May 19, 2021

NIH early career reviewer program, scientist recommendations

NIH will hold a Q & A panel on May 24 from 12-12:45 EDT

The Hispanic Association of Colleges and Universities (HACU) is providing information released by the National Institutes of Health (NIH) regarding the Early Career Reviewer Program and its need for recommendations for scientists to be reviewers.

The Center for Scientific Review (CSR) is the portal for NIH grant applications and their review for scientific merit and organizes the peer review groups or study sections that evaluate the majority (70%) of the research grant applications sent to NIH. CSR recruits over 17,000 external experts to review the applications in its study sections, which often meet three times during the year. The CSR is seeking to diversify and broaden the pool of scientific reviewers through the following two opportunities.

The Early Career Reviewer (ECR) Program:

The ECR program aims to help early career scientists, especially unrepresented minority scientists, become more competitive as grant applicants through first-hand experience with peer review and to enrich and diversify CSR’s pool of trained reviewers.

  1. Work side-by-side with some of the most accomplished researchers in your field to help NIH identify the most promising grant applications
  2. Improve your own grant writing skills by getting an insider’s view of how grant applications are evaluated
  3. Develop research-evaluation and critique-writing skills.

The application requirements are the following:

  • Less than one year of experience in an independent position
  • Open to assistant professors and those of a similar rank
  • Have submitted a grant application to the NIH and received the summary statement
  • One research publication as first, last, or corresponding author since your PhD/MD and at least one research publication as first, last, or corresponding author in the last two years
  • Have not held R01 or equivalent NIH funding and have not served as an NIH reviewer

Apply here:

The NIH will hold a Q & A panel on May 24 from 12-12:45 EDT with three scientists who recently served as ECRs and with two scientific review officers (SRO).

Register at:

Questions in advance appreciated:

Note: The panel can accommodate the first 1000 people who join the webinar on the 24th.

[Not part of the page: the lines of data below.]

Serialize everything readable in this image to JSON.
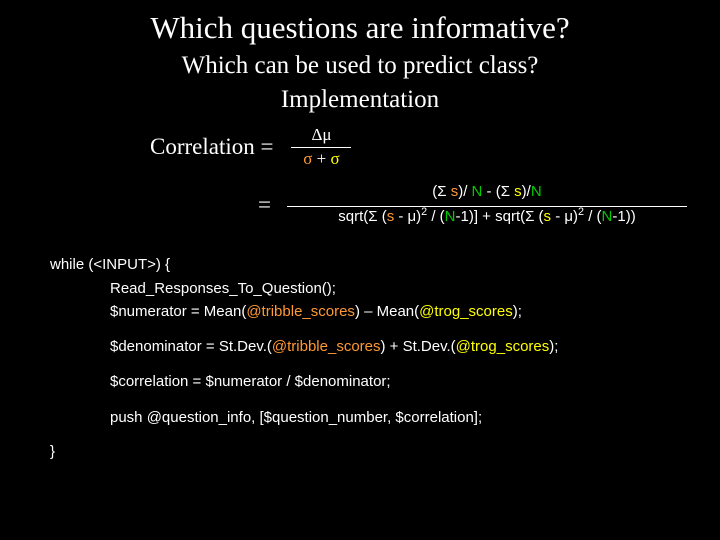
{
  "title": "Which questions are informative?",
  "subtitle": "Which can be used to predict class?",
  "impl": "Implementation",
  "eq1": {
    "lhs": "Correlation =",
    "num": "Δμ",
    "den_sigma1": "σ",
    "den_plus": " + ",
    "den_sigma2": "σ"
  },
  "eq2": {
    "eqsign": "=",
    "num": {
      "a1": "(Σ ",
      "a2": "s",
      "a3": ")/ ",
      "a4": "N",
      "mid": "    -   ",
      "b1": "(Σ ",
      "b2": "s",
      "b3": ")/",
      "b4": "N"
    },
    "den": {
      "p1": "sqrt(Σ (",
      "p2": "s",
      "p3": " -  μ)",
      "p4": "2",
      "p5": " / (",
      "p6": "N",
      "p7": "-1)]  + sqrt(Σ (",
      "p8": "s",
      "p9": " -  μ)",
      "p10": "2",
      "p11": " / (",
      "p12": "N",
      "p13": "-1))"
    }
  },
  "code": {
    "l1": "while (<INPUT>) {",
    "l2": "Read_Responses_To_Question();",
    "l3a": "$numerator = Mean(",
    "l3b": "@tribble_scores",
    "l3c": ") – Mean(",
    "l3d": "@trog_scores",
    "l3e": ");",
    "l4a": "$denominator = St.Dev.(",
    "l4b": "@tribble_scores",
    "l4c": ") + St.Dev.(",
    "l4d": "@trog_scores",
    "l4e": ");",
    "l5": "$correlation = $numerator / $denominator;",
    "l6": "push @question_info, [$question_number, $correlation];",
    "l7": "}"
  }
}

If you attempt to join on the 24th and the meeting is full, please use this link instead: All questions entered into the Q & A during the webinar will be answered, either during the webinar or answers will be posted with the recording. Questions can be directed to Kristin Kramer via email at

Recommendations of Reviewers:

The NIH-CSR needs recommendations for productive scientists who have active research programs and who are from diverse backgrounds and career stages – e.g. assistant, associate, and full professors. The NIH depends on the willingness of scientists to serve on our review groups to provide fair, high quality scientific peer reviews. The scientific peer review process benefits greatly when the study section reviewers bring not only strong scientific qualifications and expertise, but also a broad range of backgrounds and varying scientific perspectives. Bringing new viewpoints into the process replenishes and refreshes the study section, thereby enhancing the quality of its output.

Questions and recommendations can be directed to Kristin Kramer via email at

HACU Member Advisories are a service of the Hispanic Association of Colleges and Universities (HACU)